*** SOURCE MATERIAL
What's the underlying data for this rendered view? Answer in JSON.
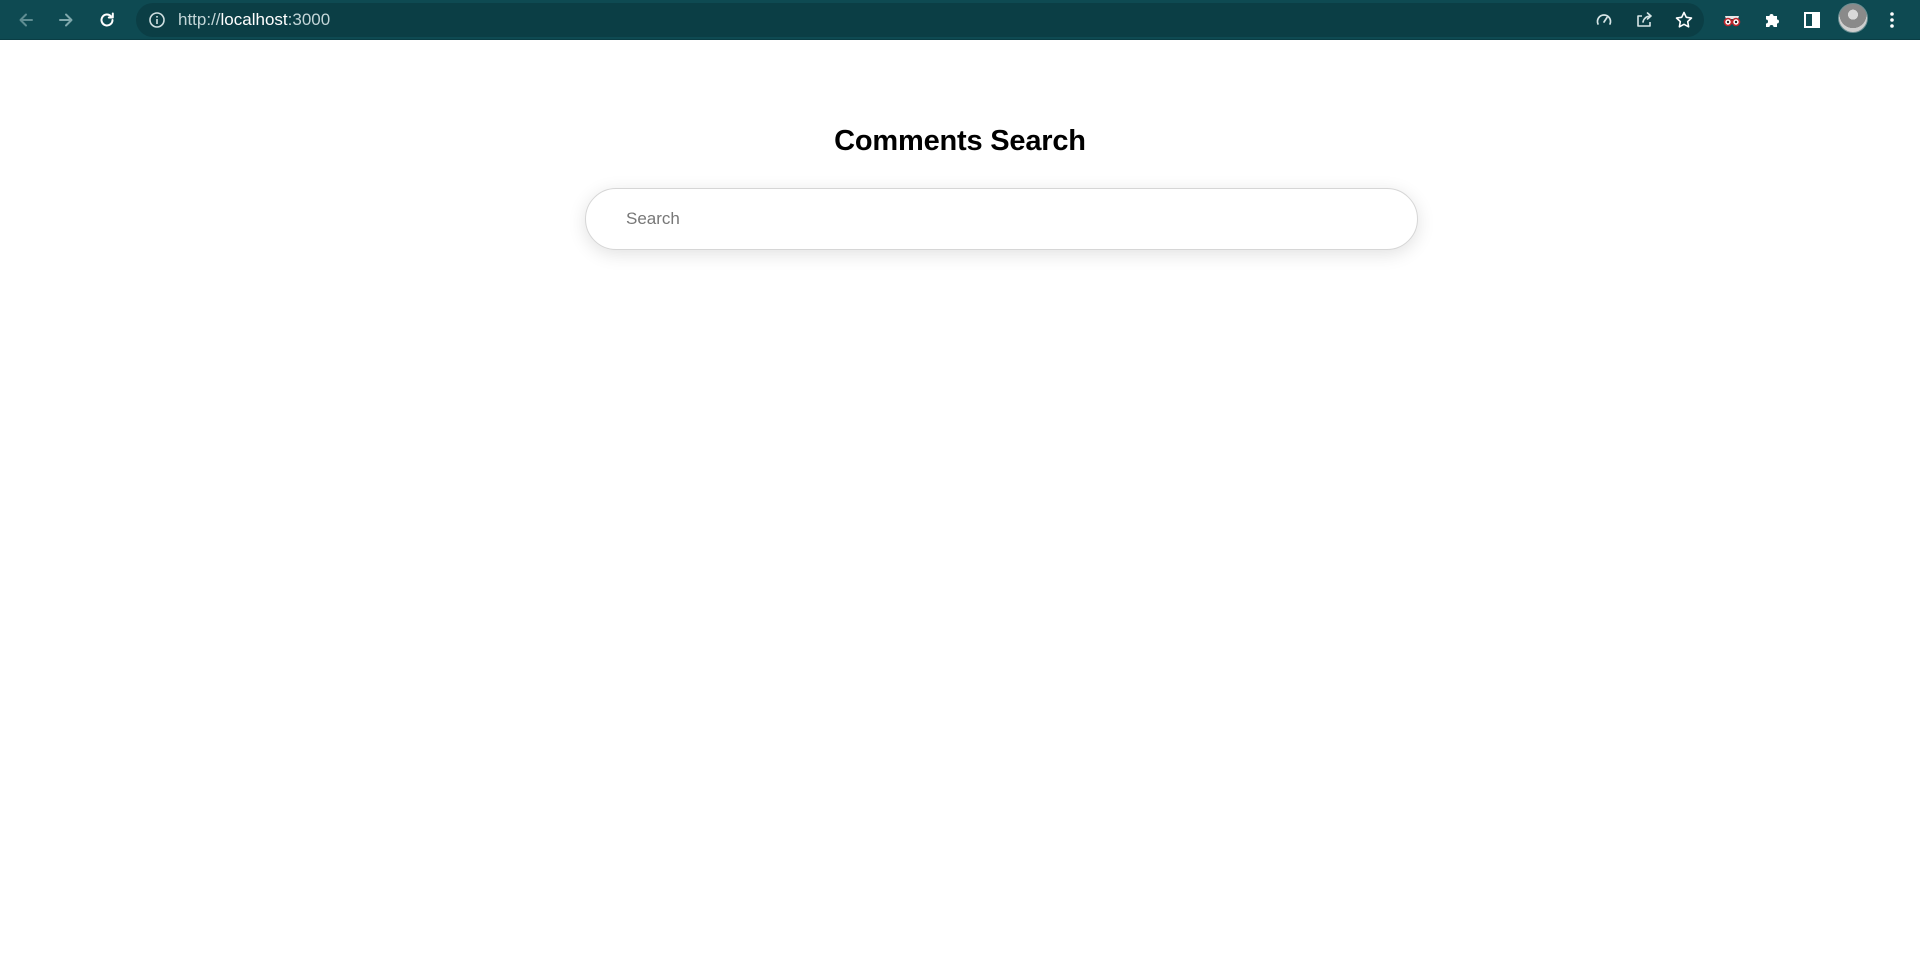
{
  "browser": {
    "url_scheme": "http://",
    "url_host": "localhost",
    "url_port": ":3000",
    "toolbar_color": "#0e4a52",
    "icons": {
      "back": "back-arrow-icon",
      "forward": "forward-arrow-icon",
      "reload": "reload-icon",
      "site_info": "info-icon",
      "performance": "speedometer-icon",
      "share": "share-icon",
      "bookmark": "star-icon",
      "extension_1": "spy-glasses-icon",
      "extensions": "puzzle-icon",
      "side_panel": "side-panel-icon",
      "profile": "avatar",
      "menu": "kebab-menu-icon"
    }
  },
  "page": {
    "title": "Comments Search",
    "search": {
      "placeholder": "Search",
      "value": ""
    }
  }
}
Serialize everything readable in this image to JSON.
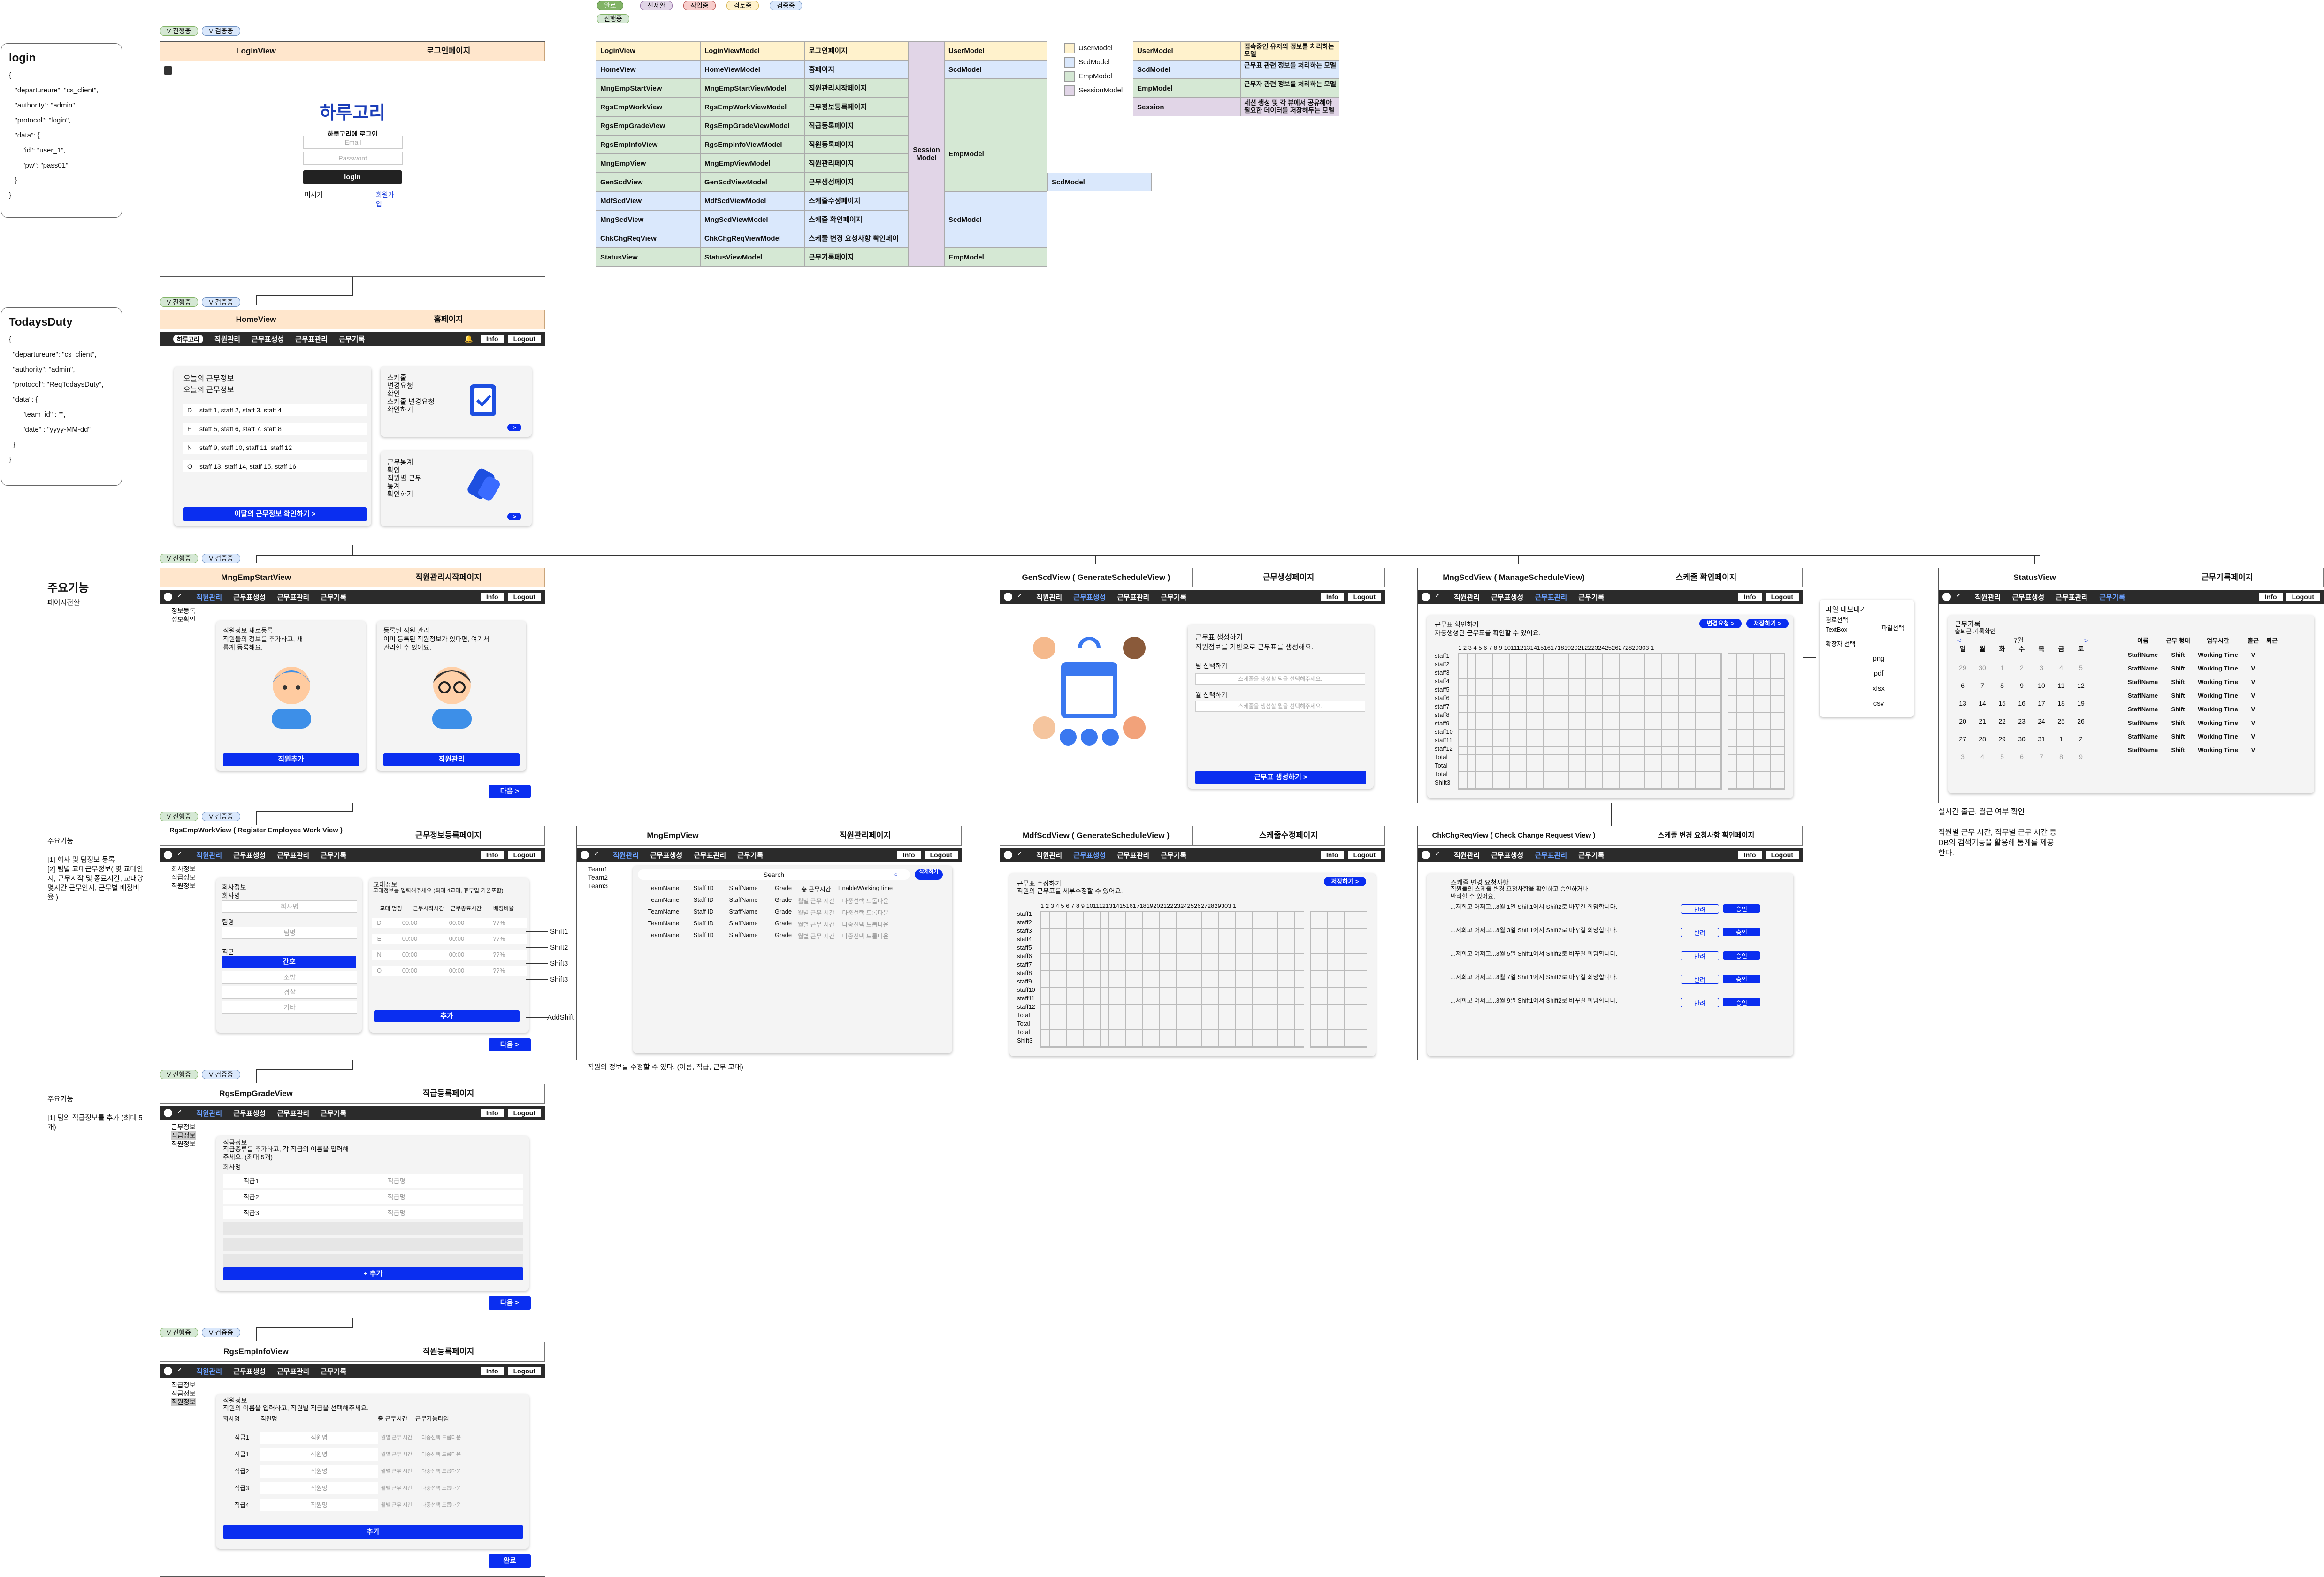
{
  "legend_top": {
    "items": [
      "완료",
      "선서완",
      "작업중",
      "검토중",
      "검증중",
      "진행중"
    ],
    "colors": [
      "#82b366",
      "#e1d5e7",
      "#f8cecc",
      "#fff2cc",
      "#dae8fc",
      "#d5e8d4"
    ]
  },
  "tags": {
    "progress": "V 진행중",
    "review": "V 검증중"
  },
  "json_login": {
    "title": "login",
    "body": "{\n   \"departureure\": \"cs_client\",\n   \"authority\": \"admin\",\n   \"protocol\": \"login\",\n   \"data\": {\n       \"id\": \"user_1\",\n       \"pw\": \"pass01\"\n   }\n}"
  },
  "json_today": {
    "title": "TodaysDuty",
    "body": "{\n  \"departureure\": \"cs_client\",\n  \"authority\": \"admin\",\n  \"protocol\": \"ReqTodaysDuty\",\n  \"data\": {\n       \"team_id\" : \"\",\n       \"date\" : \"yyyy-MM-dd\"\n  }\n}"
  },
  "nav": {
    "menus": [
      "직원관리",
      "근무표생성",
      "근무표관리",
      "근무기록"
    ],
    "info": "Info",
    "logout": "Logout"
  },
  "login": {
    "view": "LoginView",
    "page": "로그인페이지",
    "logo": "하루고리",
    "subtitle": "하루고리에 로그인",
    "email": "Email",
    "password": "Password",
    "btn": "login",
    "help": "머시기",
    "signup": "회원가입"
  },
  "home": {
    "view": "HomeView",
    "page": "홈페이지",
    "badge": "하루고리",
    "today_title": "오늘의 근무정보",
    "today_sub": "오늘의 근무정보",
    "rows": [
      {
        "k": "D",
        "v": "staff 1, staff 2, staff 3, staff 4"
      },
      {
        "k": "E",
        "v": "staff 5, staff 6, staff 7, staff 8"
      },
      {
        "k": "N",
        "v": "staff 9, staff 10, staff 11, staff 12"
      },
      {
        "k": "O",
        "v": "staff 13, staff 14, staff 15, staff 16"
      }
    ],
    "month_btn": "이달의 근무정보 확인하기  >",
    "card1": "스케줄\n변경요청\n확인\n스케줄 변경요청\n확인하기",
    "card2": "근무통계\n확인\n직원별 근무\n통계\n확인하기",
    "go": ">"
  },
  "main_feature": {
    "title": "주요기능",
    "desc": "페이지전환"
  },
  "mng_start": {
    "view": "MngEmpStartView",
    "page": "직원관리시작페이지",
    "side": [
      "정보등록",
      "정보확인"
    ],
    "c1": "직원정보 새로등록\n직원들의 정보를 추가하고, 새\n롭게 등록해요.",
    "c2": "등록된 직원 관리\n이미 등록된 직원정보가 있다면, 여기서\n관리할 수 있어요.",
    "b1": "직원추가",
    "b2": "직원관리",
    "next": "다음 >"
  },
  "gen": {
    "view": "GenScdView ( GenerateScheduleView )",
    "page": "근무생성페이지",
    "title": "근무표 생성하기",
    "sub": "직원정보를 기반으로 근무표를 생성해요.",
    "team": "팀 선택하기",
    "team_ph": "스케줄을 생성할 팀을 선택해주세요.",
    "month": "월 선택하기",
    "month_ph": "스케줄을 생성할 월을 선택해주세요.",
    "btn": "근무표 생성하기 >"
  },
  "mng_scd": {
    "view": "MngScdView ( ManageScheduleView)",
    "page": "스케줄 확인페이지",
    "title": "근무표 확인하기",
    "sub": "자동생성된 근무표를 확인할 수 있어요.",
    "b1": "변경요청 >",
    "b2": "저장하기 >",
    "staff": [
      "staff1",
      "staff2",
      "staff3",
      "staff4",
      "staff5",
      "staff6",
      "staff7",
      "staff8",
      "staff9",
      "staff10",
      "staff11",
      "staff12",
      "Total",
      "Total",
      "Total",
      "Shift3"
    ],
    "days": "1 2 3 4 5 6 7 8 9 1011121314151617181920212223242526272829303 1"
  },
  "export": {
    "title": "파일 내보내기",
    "sub": "경로선택",
    "box": "TextBox",
    "btn": "파일선택",
    "ext": "확장자 선택",
    "opts": [
      "png",
      "pdf",
      "xlsx",
      "csv"
    ]
  },
  "status": {
    "view": "StatusView",
    "page": "근무기록페이지",
    "title": "근무기록",
    "sub": "출퇴근 기록확인",
    "month": "7월",
    "week": [
      "일",
      "월",
      "화",
      "수",
      "목",
      "금",
      "토"
    ],
    "cal": [
      [
        "29",
        "30",
        "1",
        "2",
        "3",
        "4",
        "5"
      ],
      [
        "6",
        "7",
        "8",
        "9",
        "10",
        "11",
        "12"
      ],
      [
        "13",
        "14",
        "15",
        "16",
        "17",
        "18",
        "19"
      ],
      [
        "20",
        "21",
        "22",
        "23",
        "24",
        "25",
        "26"
      ],
      [
        "27",
        "28",
        "29",
        "30",
        "31",
        "1",
        "2"
      ],
      [
        "3",
        "4",
        "5",
        "6",
        "7",
        "8",
        "9"
      ]
    ],
    "cols": [
      "이름",
      "근무 형태",
      "업무시간",
      "출근",
      "퇴근"
    ],
    "row": [
      "StaffName",
      "Shift",
      "Working Time",
      "V",
      ""
    ],
    "note": "실시간 출근, 결근 여부 확인\n\n직원별 근무 시간, 직무별 근무 시간 등\nDB의 검색기능을 활용해 통계를 제공\n한다."
  },
  "rgs_work": {
    "view": "RgsEmpWorkView ( Register Employee Work View )",
    "page": "근무정보등록페이지",
    "desc": "주요기능\n\n[1] 회사 및 팀정보 등록\n[2] 팀별 교대근무정보( 몇 교대인\n지, 근무시작 및 종료시간, 교대당\n몇시간 근무인지, 근무별 배정비\n율 )",
    "side": [
      "회사정보",
      "직급정보",
      "직원정보"
    ],
    "company": "회사정보",
    "company_label": "회사명",
    "company_ph": "회사명",
    "team": "팀명",
    "team_ph": "팀명",
    "job": "직군",
    "jobs": [
      "간호",
      "소방",
      "경찰",
      "기타"
    ],
    "shift_title": "교대정보",
    "shift_desc": "교대정보를 입력해주세요 (최대 4교대, 휴무일 기본포함)",
    "cols": [
      "교대 명칭",
      "근무시작시간",
      "근무종료시간",
      "배정비율"
    ],
    "shifts": [
      {
        "k": "D",
        "a": "00:00",
        "b": "00:00",
        "p": "??%",
        "o": "Shift1"
      },
      {
        "k": "E",
        "a": "00:00",
        "b": "00:00",
        "p": "??%",
        "o": "Shift2"
      },
      {
        "k": "N",
        "a": "00:00",
        "b": "00:00",
        "p": "??%",
        "o": "Shift3"
      },
      {
        "k": "O",
        "a": "00:00",
        "b": "00:00",
        "p": "??%",
        "o": "Shift3"
      }
    ],
    "add": "추가",
    "add_out": "AddShift",
    "next": "다음 >"
  },
  "mng_emp": {
    "view": "MngEmpView",
    "page": "직원관리페이지",
    "teams": [
      "Team1",
      "Team2",
      "Team3"
    ],
    "search": "Search",
    "del": "삭제하기",
    "cols": [
      "TeamName",
      "Staff ID",
      "StaffName",
      "Grade",
      "총 근무시간",
      "EnableWorkingTime"
    ],
    "row": [
      "TeamName",
      "Staff ID",
      "StaffName",
      "Grade",
      "월별 근무 시간",
      "다중선택 드롭다운"
    ],
    "note": "직원의 정보를 수정할 수 있다. (이름, 직급, 근무 교대)"
  },
  "mdf": {
    "view": "MdfScdView ( GenerateScheduleView )",
    "page": "스케줄수정페이지",
    "title": "근무표 수정하기",
    "sub": "직원의 근무표를 세부수정할 수 있어요.",
    "save": "저장하기 >"
  },
  "chk": {
    "view": "ChkChgReqView ( Check Change Request View )",
    "page": "스케줄 변경 요청사항 확인페이지",
    "title": "스케줄 변경 요청사항",
    "sub": "직원들의 스케줄 변경 요청사항을 확인하고 승인하거나 반려할 수 있어요.",
    "reqs": [
      "...저희고 어쩌고...8월 1일 Shift1에서 Shift2로 바꾸길 희망합니다.",
      "...저희고 어쩌고...8월 3일 Shift1에서 Shift2로 바꾸길 희망합니다.",
      "...저희고 어쩌고...8월 5일 Shift1에서 Shift2로 바꾸길 희망합니다.",
      "...저희고 어쩌고...8월 7일 Shift1에서 Shift2로 바꾸길 희망합니다.",
      "...저희고 어쩌고...8월 9일 Shift1에서 Shift2로 바꾸길 희망합니다."
    ],
    "reject": "반려",
    "approve": "승인"
  },
  "rgs_grade": {
    "view": "RgsEmpGradeView",
    "page": "직급등록페이지",
    "desc": "주요기능\n\n[1] 팀의 직급정보를 추가 (최대 5\n개)",
    "side": [
      "근무정보",
      "직급정보",
      "직원정보"
    ],
    "title": "직급정보",
    "sub": "직급종류를 추가하고, 각 직급의 이름을 입력해\n주세요. (최대 5개)",
    "label": "회사명",
    "grades": [
      "직급1",
      "직급2",
      "직급3"
    ],
    "ph": "직급명",
    "add": "+ 추가",
    "next": "다음 >"
  },
  "rgs_info": {
    "view": "RgsEmpInfoView",
    "page": "직원등록페이지",
    "side": [
      "직급정보",
      "직급정보",
      "직원정보"
    ],
    "title": "직원정보",
    "sub": "직원의 이름을 입력하고, 직원별 직급을 선택해주세요.",
    "cols": [
      "회사명",
      "직원명",
      "총 근무시간",
      "근무가능타임"
    ],
    "grades": [
      "직급1",
      "직급1",
      "직급2",
      "직급3",
      "직급4"
    ],
    "ph": "직원명",
    "ph2": "월별 근무 시간",
    "ph3": "다중선택 드롭다운",
    "add": "추가",
    "done": "완료"
  },
  "mvvm": {
    "rows": [
      [
        "LoginView",
        "LoginViewModel",
        "로그인페이지"
      ],
      [
        "HomeView",
        "HomeViewModel",
        "홈페이지"
      ],
      [
        "MngEmpStartView",
        "MngEmpStartViewModel",
        "직원관리시작페이지"
      ],
      [
        "RgsEmpWorkView",
        "RgsEmpWorkViewModel",
        "근무정보등록페이지"
      ],
      [
        "RgsEmpGradeView",
        "RgsEmpGradeViewModel",
        "직급등록페이지"
      ],
      [
        "RgsEmpInfoView",
        "RgsEmpInfoViewModel",
        "직원등록페이지"
      ],
      [
        "MngEmpView",
        "MngEmpViewModel",
        "직원관리페이지"
      ],
      [
        "GenScdView",
        "GenScdViewModel",
        "근무생성페이지"
      ],
      [
        "MdfScdView",
        "MdfScdViewModel",
        "스케줄수정페이지"
      ],
      [
        "MngScdView",
        "MngScdViewModel",
        "스케줄 확인페이지"
      ],
      [
        "ChkChgReqView",
        "ChkChgReqViewModel",
        "스케줄 변경 요청사항 확인페이지"
      ],
      [
        "StatusView",
        "StatusViewModel",
        "근무기록페이지"
      ]
    ],
    "session": "Session\nModel",
    "models": [
      "UserModel",
      "ScdModel",
      "EmpModel",
      "ScdModel",
      "EmpModel"
    ],
    "extra": "ScdModel"
  },
  "model_legend": [
    "UserModel",
    "ScdModel",
    "EmpModel",
    "SessionModel"
  ],
  "model_desc": [
    [
      "UserModel",
      "접속중인 유저의 정보를 처리하는 모델"
    ],
    [
      "ScdModel",
      "근무표 관련 정보를 처리하는 모델"
    ],
    [
      "EmpModel",
      "근무자 관련 정보를 처리하는 모델"
    ],
    [
      "Session",
      "세션 생성 및 각 뷰에서 공유해야 필요한 데이터를 저장해두는 모델"
    ]
  ]
}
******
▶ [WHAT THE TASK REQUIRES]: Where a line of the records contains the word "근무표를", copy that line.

▶ [EXPECTED ANSWER]:
    "sub": "직원정보를 기반으로 근무표를 생성해요.",
    "sub": "자동생성된 근무표를 확인할 수 있어요.",
    "sub": "직원의 근무표를 세부수정할 수 있어요.",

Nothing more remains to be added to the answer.